WHAT IS EXPECTED
In the lines below, look for "cost". Copy each line where it appears.
(DATA TO PROCESS)
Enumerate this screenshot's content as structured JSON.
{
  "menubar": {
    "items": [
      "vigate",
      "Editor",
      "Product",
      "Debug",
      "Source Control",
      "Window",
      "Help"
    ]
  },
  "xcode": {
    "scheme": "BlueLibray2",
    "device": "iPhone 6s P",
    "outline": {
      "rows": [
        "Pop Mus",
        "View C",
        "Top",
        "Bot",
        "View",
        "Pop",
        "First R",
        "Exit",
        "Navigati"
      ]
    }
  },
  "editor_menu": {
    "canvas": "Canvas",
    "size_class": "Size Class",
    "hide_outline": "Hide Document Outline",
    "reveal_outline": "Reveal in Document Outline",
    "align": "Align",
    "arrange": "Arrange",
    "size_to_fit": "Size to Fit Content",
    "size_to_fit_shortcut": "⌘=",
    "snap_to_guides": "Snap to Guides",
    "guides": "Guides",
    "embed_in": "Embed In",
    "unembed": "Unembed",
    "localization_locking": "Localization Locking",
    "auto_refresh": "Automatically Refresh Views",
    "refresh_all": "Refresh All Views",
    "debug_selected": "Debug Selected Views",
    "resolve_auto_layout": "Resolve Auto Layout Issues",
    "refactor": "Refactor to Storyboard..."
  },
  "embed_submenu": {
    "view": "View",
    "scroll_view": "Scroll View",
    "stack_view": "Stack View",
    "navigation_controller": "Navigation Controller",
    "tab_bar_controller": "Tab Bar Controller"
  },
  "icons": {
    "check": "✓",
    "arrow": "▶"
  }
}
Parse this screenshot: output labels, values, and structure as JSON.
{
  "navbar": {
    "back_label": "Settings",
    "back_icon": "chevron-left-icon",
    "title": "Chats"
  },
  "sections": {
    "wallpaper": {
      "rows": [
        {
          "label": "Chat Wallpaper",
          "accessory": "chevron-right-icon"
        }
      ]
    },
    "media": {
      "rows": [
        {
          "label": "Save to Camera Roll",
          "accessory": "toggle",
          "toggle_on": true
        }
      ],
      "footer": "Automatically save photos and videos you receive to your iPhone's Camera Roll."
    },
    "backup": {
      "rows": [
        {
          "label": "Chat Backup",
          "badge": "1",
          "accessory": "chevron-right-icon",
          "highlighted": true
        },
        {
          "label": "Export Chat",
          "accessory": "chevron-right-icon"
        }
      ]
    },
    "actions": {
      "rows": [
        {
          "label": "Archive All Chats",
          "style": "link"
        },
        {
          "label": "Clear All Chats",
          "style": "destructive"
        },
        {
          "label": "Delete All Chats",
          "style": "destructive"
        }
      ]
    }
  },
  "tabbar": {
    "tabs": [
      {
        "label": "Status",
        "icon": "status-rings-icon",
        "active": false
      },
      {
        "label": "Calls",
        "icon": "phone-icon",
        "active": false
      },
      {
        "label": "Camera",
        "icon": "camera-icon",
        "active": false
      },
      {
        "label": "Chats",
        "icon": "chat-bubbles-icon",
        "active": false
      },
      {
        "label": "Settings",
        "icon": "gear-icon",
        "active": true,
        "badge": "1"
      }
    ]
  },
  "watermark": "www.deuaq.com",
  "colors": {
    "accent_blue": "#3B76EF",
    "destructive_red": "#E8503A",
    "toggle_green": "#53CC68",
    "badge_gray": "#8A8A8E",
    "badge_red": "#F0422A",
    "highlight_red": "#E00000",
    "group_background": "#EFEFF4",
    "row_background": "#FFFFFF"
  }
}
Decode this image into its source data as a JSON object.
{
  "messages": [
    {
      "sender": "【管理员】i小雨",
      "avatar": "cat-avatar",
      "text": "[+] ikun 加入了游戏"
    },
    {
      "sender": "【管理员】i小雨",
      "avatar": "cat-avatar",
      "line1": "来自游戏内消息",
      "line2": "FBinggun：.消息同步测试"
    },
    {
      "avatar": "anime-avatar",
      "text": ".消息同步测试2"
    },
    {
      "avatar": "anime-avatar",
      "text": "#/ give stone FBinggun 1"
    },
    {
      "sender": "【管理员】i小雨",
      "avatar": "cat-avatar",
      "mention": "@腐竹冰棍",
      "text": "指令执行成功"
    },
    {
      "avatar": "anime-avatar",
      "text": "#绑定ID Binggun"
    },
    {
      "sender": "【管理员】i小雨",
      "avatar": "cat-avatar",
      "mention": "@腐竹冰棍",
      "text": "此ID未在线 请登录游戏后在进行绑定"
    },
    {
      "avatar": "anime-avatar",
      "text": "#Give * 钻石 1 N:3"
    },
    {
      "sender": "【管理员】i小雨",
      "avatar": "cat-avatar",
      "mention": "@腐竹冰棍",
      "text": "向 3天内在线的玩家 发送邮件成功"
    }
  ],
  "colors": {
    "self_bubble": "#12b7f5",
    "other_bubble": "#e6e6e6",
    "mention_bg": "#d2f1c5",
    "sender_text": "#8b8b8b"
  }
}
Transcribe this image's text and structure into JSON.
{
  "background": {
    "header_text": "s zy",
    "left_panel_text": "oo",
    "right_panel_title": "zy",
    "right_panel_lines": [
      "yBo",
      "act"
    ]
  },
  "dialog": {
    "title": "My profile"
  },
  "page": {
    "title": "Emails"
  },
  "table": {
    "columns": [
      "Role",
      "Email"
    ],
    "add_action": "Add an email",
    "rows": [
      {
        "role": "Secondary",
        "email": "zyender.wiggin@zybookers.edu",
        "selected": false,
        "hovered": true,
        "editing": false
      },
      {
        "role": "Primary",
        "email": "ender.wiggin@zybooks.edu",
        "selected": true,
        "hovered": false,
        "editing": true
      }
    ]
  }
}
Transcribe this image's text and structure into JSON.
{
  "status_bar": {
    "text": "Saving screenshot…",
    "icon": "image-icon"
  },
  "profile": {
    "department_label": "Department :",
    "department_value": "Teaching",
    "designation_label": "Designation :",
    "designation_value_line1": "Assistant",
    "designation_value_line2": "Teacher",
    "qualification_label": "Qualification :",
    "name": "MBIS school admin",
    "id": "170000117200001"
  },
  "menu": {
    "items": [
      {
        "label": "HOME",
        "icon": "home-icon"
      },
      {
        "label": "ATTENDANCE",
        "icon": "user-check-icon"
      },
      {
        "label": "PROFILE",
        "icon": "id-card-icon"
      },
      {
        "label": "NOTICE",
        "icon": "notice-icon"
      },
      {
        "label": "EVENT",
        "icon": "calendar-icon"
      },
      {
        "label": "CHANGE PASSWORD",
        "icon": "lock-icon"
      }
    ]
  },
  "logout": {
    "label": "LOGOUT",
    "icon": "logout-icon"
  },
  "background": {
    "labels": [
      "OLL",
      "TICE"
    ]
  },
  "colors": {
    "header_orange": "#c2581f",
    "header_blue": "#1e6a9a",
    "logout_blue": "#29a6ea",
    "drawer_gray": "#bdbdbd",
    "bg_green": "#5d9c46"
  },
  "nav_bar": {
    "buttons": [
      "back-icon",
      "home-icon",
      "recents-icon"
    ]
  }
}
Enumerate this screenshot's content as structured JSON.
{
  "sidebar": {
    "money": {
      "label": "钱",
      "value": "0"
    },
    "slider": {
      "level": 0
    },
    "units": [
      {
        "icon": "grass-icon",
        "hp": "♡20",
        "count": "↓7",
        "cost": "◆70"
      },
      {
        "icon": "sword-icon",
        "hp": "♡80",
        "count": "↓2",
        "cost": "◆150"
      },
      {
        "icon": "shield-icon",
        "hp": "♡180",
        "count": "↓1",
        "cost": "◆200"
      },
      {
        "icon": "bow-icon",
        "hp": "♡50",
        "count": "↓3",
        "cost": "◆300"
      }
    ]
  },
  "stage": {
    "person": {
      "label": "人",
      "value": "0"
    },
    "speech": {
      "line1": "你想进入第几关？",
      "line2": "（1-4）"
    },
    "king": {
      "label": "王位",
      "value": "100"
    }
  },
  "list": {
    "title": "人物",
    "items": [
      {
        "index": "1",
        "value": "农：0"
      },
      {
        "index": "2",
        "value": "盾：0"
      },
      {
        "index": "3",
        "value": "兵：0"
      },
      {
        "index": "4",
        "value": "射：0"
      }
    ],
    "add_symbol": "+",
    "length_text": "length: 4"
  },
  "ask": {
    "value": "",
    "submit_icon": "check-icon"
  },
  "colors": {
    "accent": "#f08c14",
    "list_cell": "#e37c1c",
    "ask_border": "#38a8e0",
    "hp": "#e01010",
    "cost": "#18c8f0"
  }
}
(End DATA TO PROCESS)
TASK ANSWER
        "cost": "◆70"
        "cost": "◆150"
        "cost": "◆200"
        "cost": "◆300"
    "cost": "#18c8f0"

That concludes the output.